Hi! I am a Spanish teacher at an independent day school, grades 6-PG (post-graduate). There really isn’t much of a dress code. Adults haven’t begun to wear ripped jeans (yet), but they do wear flip flops and Bermuda shorts (men), and leggings (women). I am not kidding. Usually, one can gauge appropriate attire by what the management is wearing. Not where I teach.
So … my question is: How does one maintain a modicum of professionalism in attire where it minimally exists? Thank you!
Great question, M! Of course we’d recommend reading our best tips on how to look great for work every day, as well as how to look professional in a business casual office. But for specific tips for your situation, read on…

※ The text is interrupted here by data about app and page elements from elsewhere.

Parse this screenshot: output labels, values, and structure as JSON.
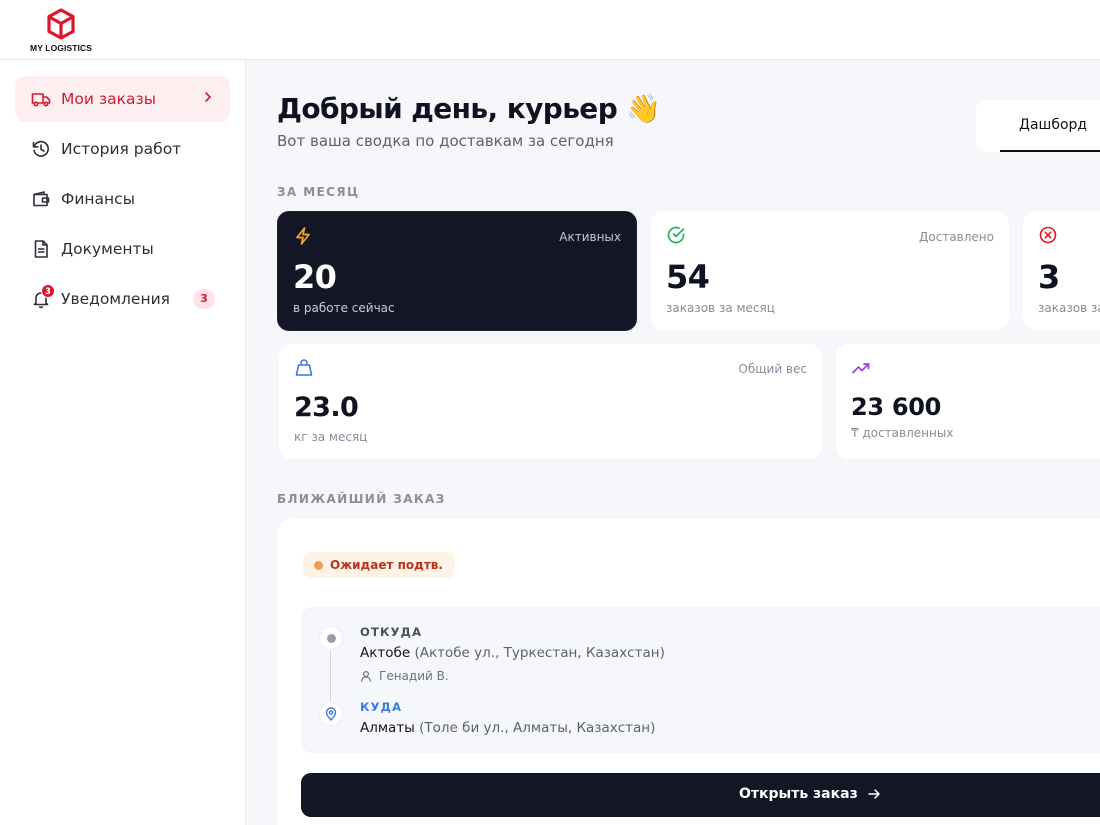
{
  "brand": {
    "name": "MY LOGISTICS",
    "accent": "#e0142b"
  },
  "sidebar": {
    "items": [
      {
        "label": "Мои заказы",
        "icon": "truck-icon",
        "active": true
      },
      {
        "label": "История работ",
        "icon": "history-icon"
      },
      {
        "label": "Финансы",
        "icon": "wallet-icon"
      },
      {
        "label": "Документы",
        "icon": "document-icon"
      },
      {
        "label": "Уведомления",
        "icon": "bell-icon",
        "badge": "3"
      }
    ]
  },
  "header": {
    "greeting": "Добрый день, курьер 👋",
    "subtitle": "Вот ваша сводка по доставкам за сегодня"
  },
  "tabs": [
    {
      "label": "Дашборд",
      "active": true
    }
  ],
  "stats": {
    "section_label": "ЗА МЕСЯЦ",
    "cards": [
      {
        "label": "Активных",
        "value": "20",
        "sub": "в работе сейчас",
        "icon": "lightning-icon",
        "color": "#f5a623"
      },
      {
        "label": "Доставлено",
        "value": "54",
        "sub": "заказов за месяц",
        "icon": "check-circle-icon",
        "color": "#22b35e"
      },
      {
        "label": "",
        "value": "3",
        "sub": "заказов за м",
        "icon": "x-circle-icon",
        "color": "#e0142b"
      },
      {
        "label": "Общий вес",
        "value": "23.0",
        "sub": "кг за месяц",
        "icon": "weight-icon",
        "color": "#3b7be0"
      },
      {
        "label": "",
        "value": "23 600",
        "sub": "₸ доставленных",
        "icon": "trending-up-icon",
        "color": "#9b3fe8"
      }
    ]
  },
  "nearest": {
    "section_label": "БЛИЖАЙШИЙ ЗАКАЗ",
    "status": "Ожидает подтв.",
    "from": {
      "heading": "ОТКУДА",
      "city": "Актобе",
      "address": "(Актобе ул., Туркестан, Казахстан)",
      "person": "Генадий В."
    },
    "to": {
      "heading": "КУДА",
      "city": "Алматы",
      "address": "(Толе би ул., Алматы, Казахстан)"
    },
    "button": "Открыть заказ"
  }
}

For my $.02, I feel like schools are different from many workplaces because you want to be approachable and fun, as well as professional — the “fun” aspect may not necessarily apply to other offices. So if I may default to the perspective of a parent: As a parent I’ve never thought less of teachers in leggings, or pants with crazy prints, or graphic t-shirts — but I’ve always appreciated their professionalism in terms of speaking knowledgeably about my child. (In other words: Speaking as a parent, your clothes don’t matter, but your words do.) For teachers or other authorities who look Very Young, slightly different rules may apply and you may want to, say, avoid French braids, really colorful hair (purple, blue), ripped jeans, spaghetti-strap tanks, crop tops, and more, just because you may be making things harder for yourself. After all, if a parent’s first thought is “I have dresses older than her,” you’re waging an upward battle where the default thought may be that you DON’T know anything and are still in a very early stage of your career. (You may want to review our older discussions on how to avoid acting young, as well as how to be taken seriously when you look young.)

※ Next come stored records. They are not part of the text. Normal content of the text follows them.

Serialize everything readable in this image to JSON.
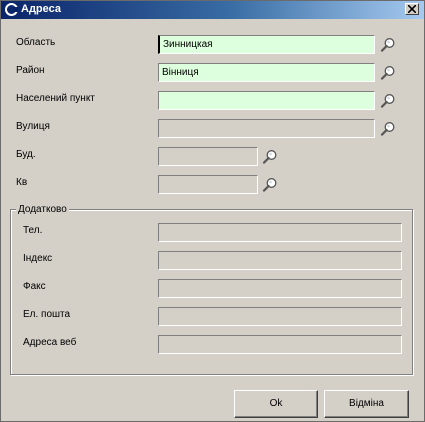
{
  "window": {
    "title": "Адреса",
    "icon": "c-app-icon",
    "close": "close-icon"
  },
  "fields": {
    "oblast": {
      "label": "Область",
      "value": "Зинницкая"
    },
    "raion": {
      "label": "Район",
      "value": "Вінниця"
    },
    "settlement": {
      "label": "Населений пункт",
      "value": ""
    },
    "street": {
      "label": "Вулиця",
      "value": ""
    },
    "building": {
      "label": "Буд.",
      "value": ""
    },
    "apartment": {
      "label": "Кв",
      "value": ""
    }
  },
  "additional": {
    "title": "Додатково",
    "phone": {
      "label": "Тел.",
      "value": ""
    },
    "index": {
      "label": "Індекс",
      "value": ""
    },
    "fax": {
      "label": "Факс",
      "value": ""
    },
    "email": {
      "label": "Ел. пошта",
      "value": ""
    },
    "web": {
      "label": "Адреса веб",
      "value": ""
    }
  },
  "buttons": {
    "ok": "Ok",
    "cancel": "Відміна"
  },
  "colors": {
    "active_field": "#ddffdd",
    "titlebar": "#0a246a",
    "face": "#d4d0c8"
  }
}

From a workwear perspective, though, on days where you want to look extra polished, I think this goes back to the idea of a third piece and structure — adding a blazer, cardigan, moto jacket or even denim jacket wherever possible — even an open, untucked blouse can work. Sometimes a stand-out accessory can also count as a third piece, like a belt used in an unusual way or a scarf (like the woman in the stock photo).

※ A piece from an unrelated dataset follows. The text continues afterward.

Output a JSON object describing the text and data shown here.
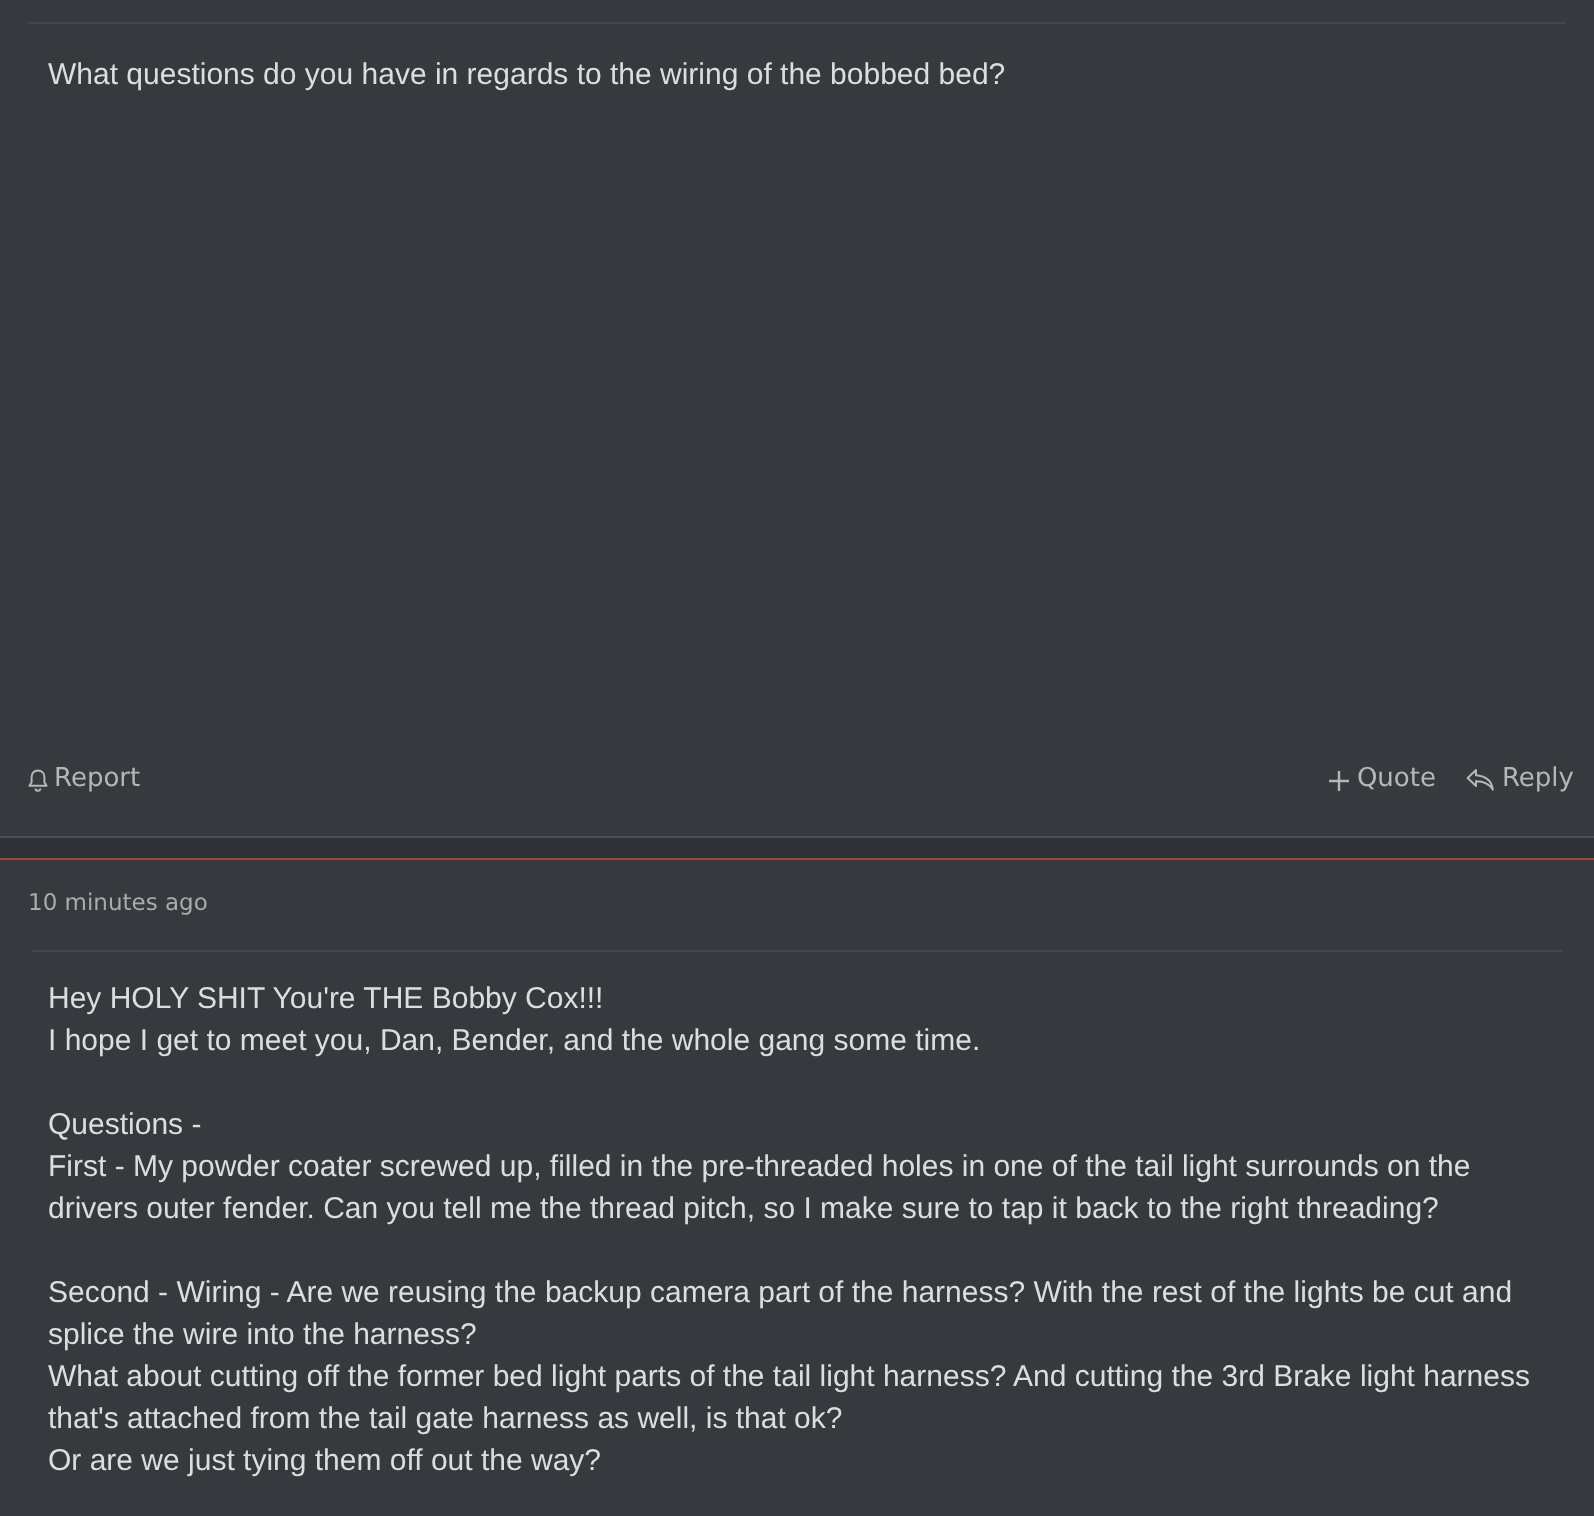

And while no one needs to have “perfect hair” all the time, if you’re very young and tempted to do some very young hairstyle such as with pigtails or French braids, now might be the time to look at our roundup of easy office updos.(The inverted Gibson in particular is SUPER easy.)
Accessories can go a long way towards adding polish, too — a watch is always a great way to denote “I’m responsible!” As we noted in our post on “classy, understated” jewelry, strive to avoid jewelry that makes noise, like stacked bracelets.
Readers, what are your thoughts? What would you wear to a very casual office? How do you maintain some modicum of professionalism in a Very Casual Office?
Stock photo via Deposit Photos / Wavebreakmedia.